_RECORDS FOR THE TASK_:
↓↓↓

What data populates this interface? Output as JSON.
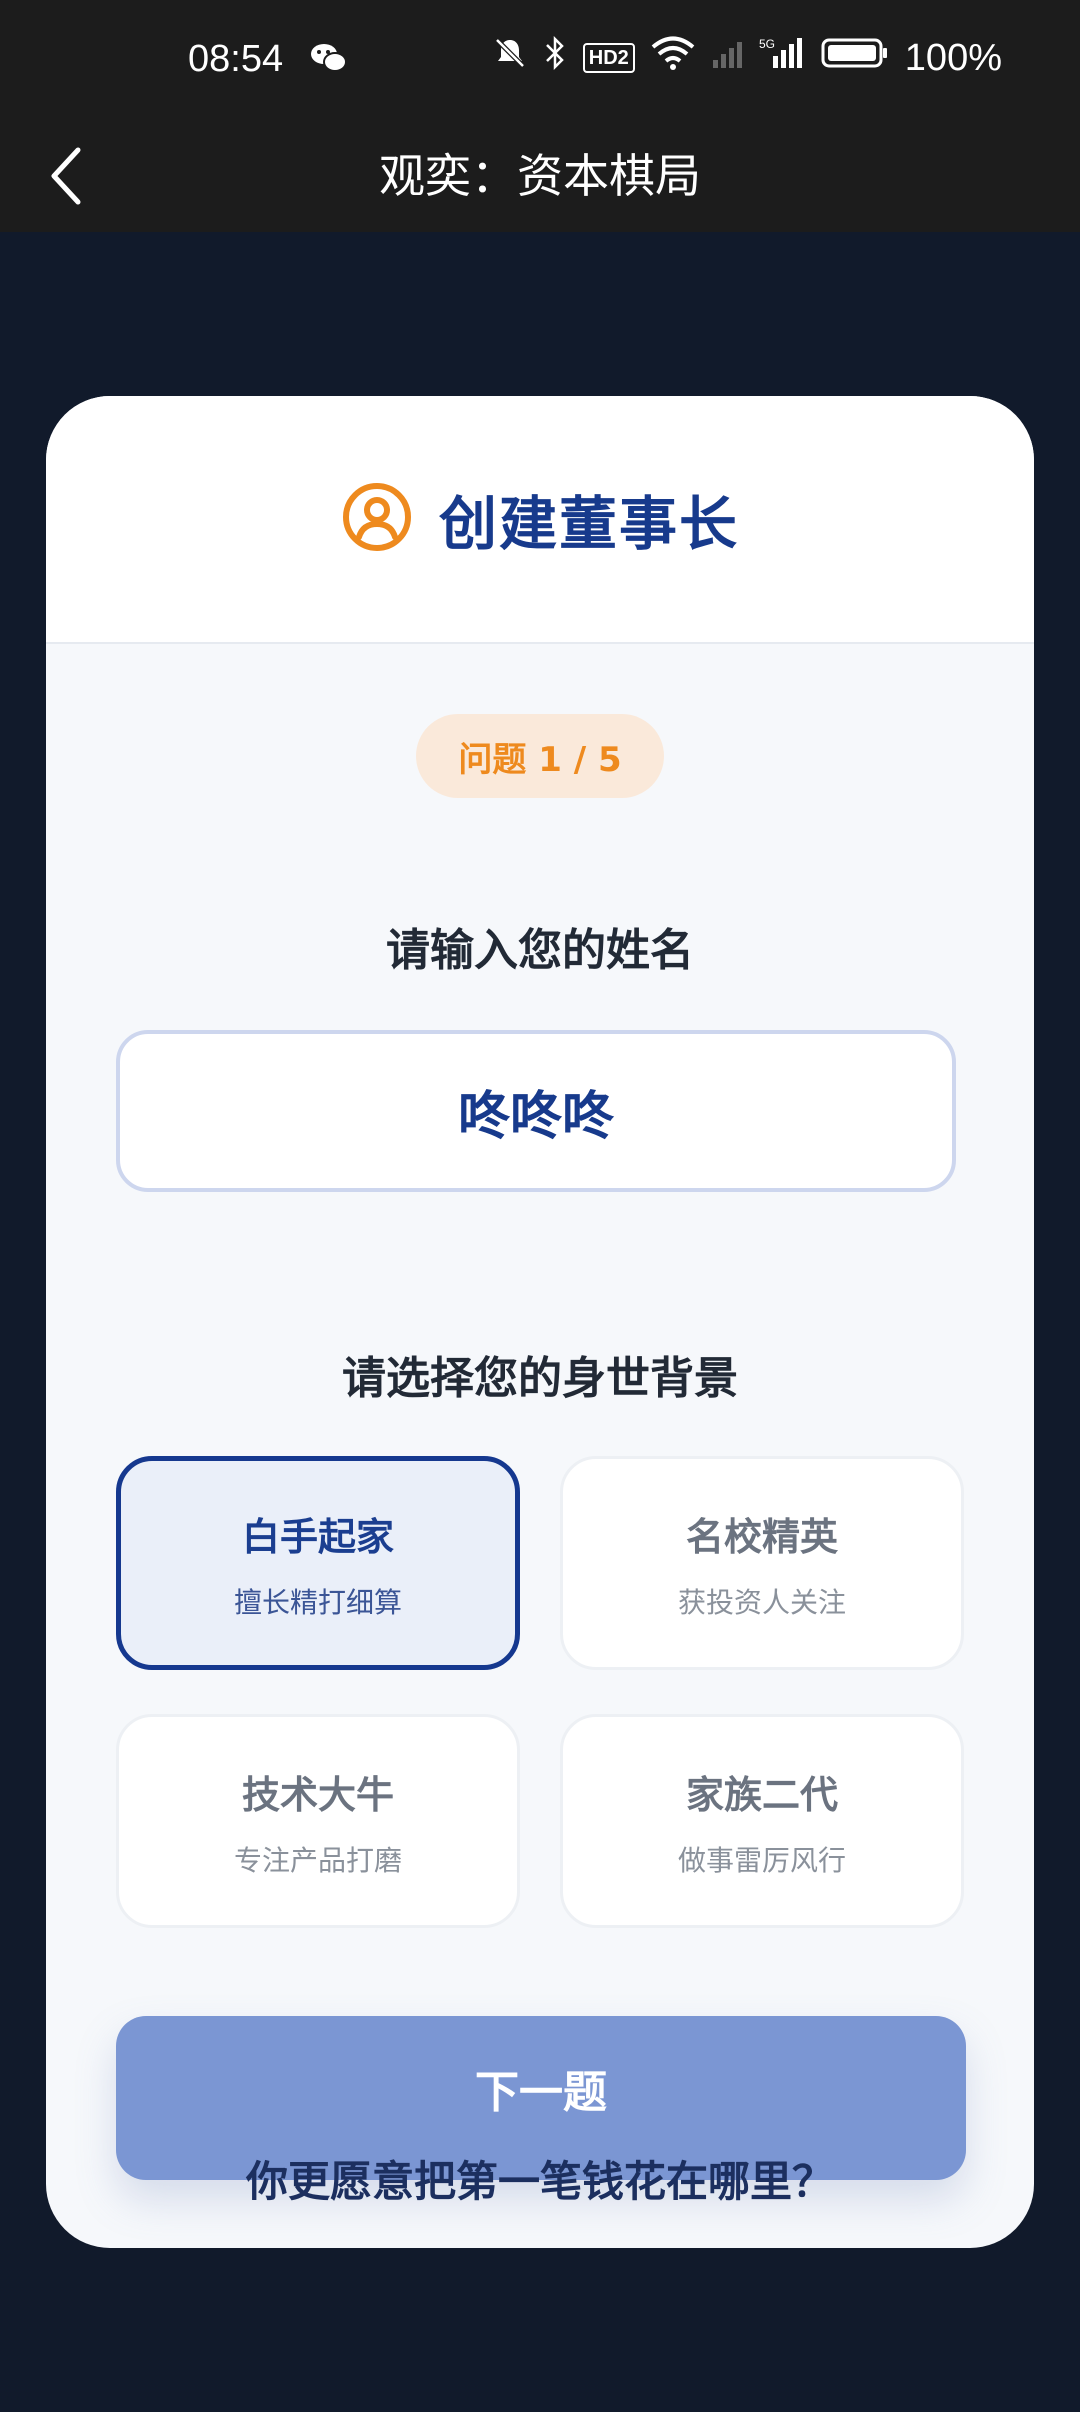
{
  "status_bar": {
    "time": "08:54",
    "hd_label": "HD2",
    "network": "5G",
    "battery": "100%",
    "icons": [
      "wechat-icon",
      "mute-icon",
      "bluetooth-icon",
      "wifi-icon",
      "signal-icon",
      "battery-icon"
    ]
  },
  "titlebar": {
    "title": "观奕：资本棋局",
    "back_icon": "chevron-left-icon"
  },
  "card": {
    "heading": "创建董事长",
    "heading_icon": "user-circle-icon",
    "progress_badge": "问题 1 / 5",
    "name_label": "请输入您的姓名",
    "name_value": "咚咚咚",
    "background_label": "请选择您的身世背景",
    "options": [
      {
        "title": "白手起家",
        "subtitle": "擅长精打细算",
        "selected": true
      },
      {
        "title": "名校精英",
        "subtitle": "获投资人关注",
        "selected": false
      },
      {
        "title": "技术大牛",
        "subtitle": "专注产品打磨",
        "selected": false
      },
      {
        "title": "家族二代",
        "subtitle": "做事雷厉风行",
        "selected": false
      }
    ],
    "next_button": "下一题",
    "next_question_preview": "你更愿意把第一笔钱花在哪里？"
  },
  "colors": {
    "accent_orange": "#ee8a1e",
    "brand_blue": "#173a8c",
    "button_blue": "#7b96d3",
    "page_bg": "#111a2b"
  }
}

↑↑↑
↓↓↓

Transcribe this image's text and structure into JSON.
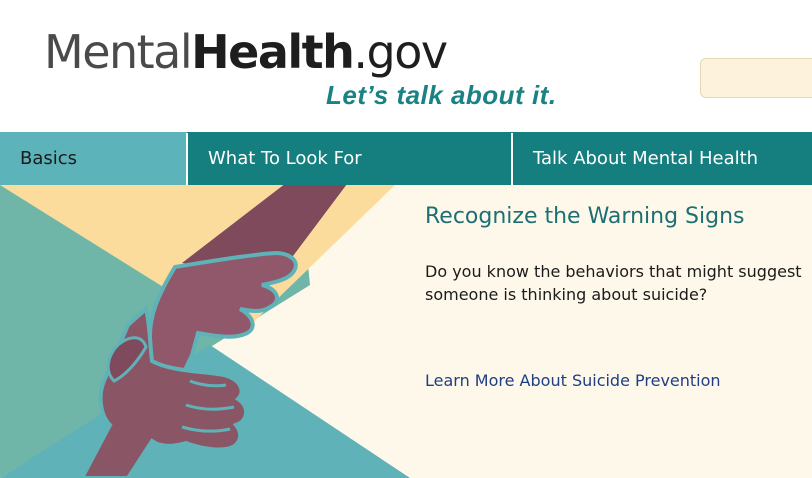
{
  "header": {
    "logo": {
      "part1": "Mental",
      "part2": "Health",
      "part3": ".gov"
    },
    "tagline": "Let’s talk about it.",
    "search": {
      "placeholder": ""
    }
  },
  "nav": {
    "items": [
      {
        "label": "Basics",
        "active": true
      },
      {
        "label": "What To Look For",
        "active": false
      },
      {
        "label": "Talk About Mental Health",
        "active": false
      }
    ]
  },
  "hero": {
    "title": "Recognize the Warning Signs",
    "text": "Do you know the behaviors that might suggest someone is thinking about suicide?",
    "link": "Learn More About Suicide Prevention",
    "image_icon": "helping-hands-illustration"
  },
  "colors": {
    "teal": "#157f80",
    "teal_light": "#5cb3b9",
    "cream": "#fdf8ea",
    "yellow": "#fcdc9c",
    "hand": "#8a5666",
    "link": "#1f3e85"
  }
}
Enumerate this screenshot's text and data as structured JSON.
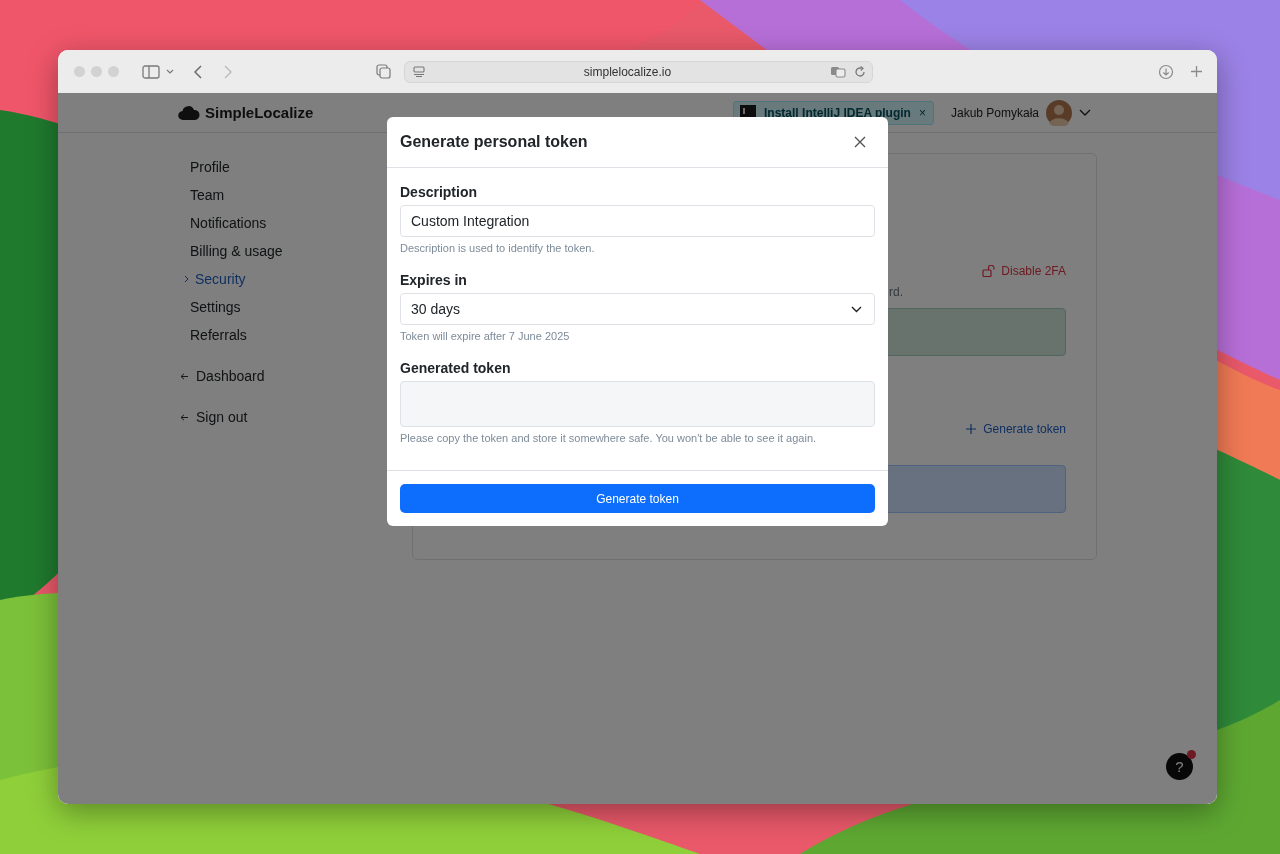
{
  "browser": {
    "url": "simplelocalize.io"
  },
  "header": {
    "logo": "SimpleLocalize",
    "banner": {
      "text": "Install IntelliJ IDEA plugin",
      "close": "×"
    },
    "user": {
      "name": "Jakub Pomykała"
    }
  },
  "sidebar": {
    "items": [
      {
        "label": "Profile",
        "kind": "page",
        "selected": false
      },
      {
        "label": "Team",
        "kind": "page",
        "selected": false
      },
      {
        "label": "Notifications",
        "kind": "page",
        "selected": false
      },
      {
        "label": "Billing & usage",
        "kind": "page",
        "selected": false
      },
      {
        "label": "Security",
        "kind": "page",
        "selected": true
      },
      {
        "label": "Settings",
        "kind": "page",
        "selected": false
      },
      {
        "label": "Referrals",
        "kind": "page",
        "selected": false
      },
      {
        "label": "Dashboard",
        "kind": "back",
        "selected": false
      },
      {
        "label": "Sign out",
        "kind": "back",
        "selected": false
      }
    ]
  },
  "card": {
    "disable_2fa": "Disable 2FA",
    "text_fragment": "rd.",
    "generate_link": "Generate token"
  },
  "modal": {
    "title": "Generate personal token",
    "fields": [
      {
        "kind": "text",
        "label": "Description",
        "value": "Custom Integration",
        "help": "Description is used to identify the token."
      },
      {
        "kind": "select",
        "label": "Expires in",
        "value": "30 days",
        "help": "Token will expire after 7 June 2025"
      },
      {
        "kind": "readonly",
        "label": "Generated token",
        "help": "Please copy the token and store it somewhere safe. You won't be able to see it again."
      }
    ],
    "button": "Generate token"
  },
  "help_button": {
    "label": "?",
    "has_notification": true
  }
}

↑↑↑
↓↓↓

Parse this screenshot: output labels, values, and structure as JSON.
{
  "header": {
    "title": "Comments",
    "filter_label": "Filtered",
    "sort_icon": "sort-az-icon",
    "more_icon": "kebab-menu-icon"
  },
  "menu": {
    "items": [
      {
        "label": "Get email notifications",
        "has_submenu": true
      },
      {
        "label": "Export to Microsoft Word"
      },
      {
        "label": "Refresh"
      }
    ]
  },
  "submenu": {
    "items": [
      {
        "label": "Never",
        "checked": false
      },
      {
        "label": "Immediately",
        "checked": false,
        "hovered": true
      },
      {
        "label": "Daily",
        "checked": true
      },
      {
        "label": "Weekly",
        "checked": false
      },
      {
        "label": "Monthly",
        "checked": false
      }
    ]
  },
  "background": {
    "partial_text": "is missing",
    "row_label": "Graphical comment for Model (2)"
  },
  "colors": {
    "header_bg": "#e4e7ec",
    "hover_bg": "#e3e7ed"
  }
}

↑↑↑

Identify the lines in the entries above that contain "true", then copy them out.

        "selected": true
        "active": true
        "selected": true
    "has_notification": true
        "has_submenu": true
        "hovered": true
        "checked": true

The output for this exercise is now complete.